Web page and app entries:
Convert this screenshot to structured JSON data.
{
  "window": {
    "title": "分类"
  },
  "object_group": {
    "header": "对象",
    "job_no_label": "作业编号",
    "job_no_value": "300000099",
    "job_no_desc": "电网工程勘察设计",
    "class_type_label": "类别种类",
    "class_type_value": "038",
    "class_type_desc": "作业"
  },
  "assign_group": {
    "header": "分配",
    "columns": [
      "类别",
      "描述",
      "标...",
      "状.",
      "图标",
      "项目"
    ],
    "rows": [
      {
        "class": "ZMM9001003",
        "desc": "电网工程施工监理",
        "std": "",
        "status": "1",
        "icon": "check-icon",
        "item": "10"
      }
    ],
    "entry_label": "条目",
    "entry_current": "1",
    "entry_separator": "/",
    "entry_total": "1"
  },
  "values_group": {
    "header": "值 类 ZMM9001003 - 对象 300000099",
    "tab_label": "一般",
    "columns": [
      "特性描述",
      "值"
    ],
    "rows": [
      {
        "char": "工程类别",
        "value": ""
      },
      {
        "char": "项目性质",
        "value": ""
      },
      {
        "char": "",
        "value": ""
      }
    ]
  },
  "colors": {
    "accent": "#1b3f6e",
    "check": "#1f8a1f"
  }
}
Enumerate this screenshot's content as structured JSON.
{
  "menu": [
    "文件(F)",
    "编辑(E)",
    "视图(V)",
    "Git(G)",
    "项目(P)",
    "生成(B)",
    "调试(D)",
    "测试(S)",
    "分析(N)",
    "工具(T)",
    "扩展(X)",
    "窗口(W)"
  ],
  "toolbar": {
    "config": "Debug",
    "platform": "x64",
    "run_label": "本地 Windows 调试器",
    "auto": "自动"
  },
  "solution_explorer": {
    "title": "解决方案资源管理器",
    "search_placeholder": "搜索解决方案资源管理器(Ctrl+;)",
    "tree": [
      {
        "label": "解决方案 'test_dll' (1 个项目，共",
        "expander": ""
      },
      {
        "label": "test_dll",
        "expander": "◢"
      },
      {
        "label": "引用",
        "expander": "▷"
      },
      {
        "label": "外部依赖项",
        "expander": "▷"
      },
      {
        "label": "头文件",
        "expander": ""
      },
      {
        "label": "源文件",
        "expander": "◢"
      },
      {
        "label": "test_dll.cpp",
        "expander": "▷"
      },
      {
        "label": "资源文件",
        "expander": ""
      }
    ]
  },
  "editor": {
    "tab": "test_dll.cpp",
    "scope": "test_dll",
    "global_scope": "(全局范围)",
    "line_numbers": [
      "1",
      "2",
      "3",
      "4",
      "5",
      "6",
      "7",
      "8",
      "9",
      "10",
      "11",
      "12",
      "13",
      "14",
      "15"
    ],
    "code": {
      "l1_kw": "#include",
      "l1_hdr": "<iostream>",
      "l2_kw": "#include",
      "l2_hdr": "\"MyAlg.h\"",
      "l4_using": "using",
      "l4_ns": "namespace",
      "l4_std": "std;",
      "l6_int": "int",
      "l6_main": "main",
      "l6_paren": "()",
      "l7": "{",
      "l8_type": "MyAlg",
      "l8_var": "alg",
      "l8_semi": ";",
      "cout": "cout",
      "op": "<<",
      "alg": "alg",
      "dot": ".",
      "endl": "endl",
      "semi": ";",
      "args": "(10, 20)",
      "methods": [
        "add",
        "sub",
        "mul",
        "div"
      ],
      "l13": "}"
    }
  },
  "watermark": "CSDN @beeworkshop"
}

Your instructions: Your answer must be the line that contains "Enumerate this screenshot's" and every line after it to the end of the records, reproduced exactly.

Written solution:
Enumerate this screenshot's content as structured JSON.
{
  "menu": [
    "文件(F)",
    "编辑(E)",
    "视图(V)",
    "Git(G)",
    "项目(P)",
    "生成(B)",
    "调试(D)",
    "测试(S)",
    "分析(N)",
    "工具(T)",
    "扩展(X)",
    "窗口(W)"
  ],
  "toolbar": {
    "config": "Debug",
    "platform": "x64",
    "run_label": "本地 Windows 调试器",
    "auto": "自动"
  },
  "solution_explorer": {
    "title": "解决方案资源管理器",
    "search_placeholder": "搜索解决方案资源管理器(Ctrl+;)",
    "tree": [
      {
        "label": "解决方案 'test_dll' (1 个项目，共",
        "expander": ""
      },
      {
        "label": "test_dll",
        "expander": "◢"
      },
      {
        "label": "引用",
        "expander": "▷"
      },
      {
        "label": "外部依赖项",
        "expander": "▷"
      },
      {
        "label": "头文件",
        "expander": ""
      },
      {
        "label": "源文件",
        "expander": "◢"
      },
      {
        "label": "test_dll.cpp",
        "expander": "▷"
      },
      {
        "label": "资源文件",
        "expander": ""
      }
    ]
  },
  "editor": {
    "tab": "test_dll.cpp",
    "scope": "test_dll",
    "global_scope": "(全局范围)",
    "line_numbers": [
      "1",
      "2",
      "3",
      "4",
      "5",
      "6",
      "7",
      "8",
      "9",
      "10",
      "11",
      "12",
      "13",
      "14",
      "15"
    ],
    "code": {
      "l1_kw": "#include",
      "l1_hdr": "<iostream>",
      "l2_kw": "#include",
      "l2_hdr": "\"MyAlg.h\"",
      "l4_using": "using",
      "l4_ns": "namespace",
      "l4_std": "std;",
      "l6_int": "int",
      "l6_main": "main",
      "l6_paren": "()",
      "l7": "{",
      "l8_type": "MyAlg",
      "l8_var": "alg",
      "l8_semi": ";",
      "cout": "cout",
      "op": "<<",
      "alg": "alg",
      "dot": ".",
      "endl": "endl",
      "semi": ";",
      "args": "(10, 20)",
      "methods": [
        "add",
        "sub",
        "mul",
        "div"
      ],
      "l13": "}"
    }
  },
  "watermark": "CSDN @beeworkshop"
}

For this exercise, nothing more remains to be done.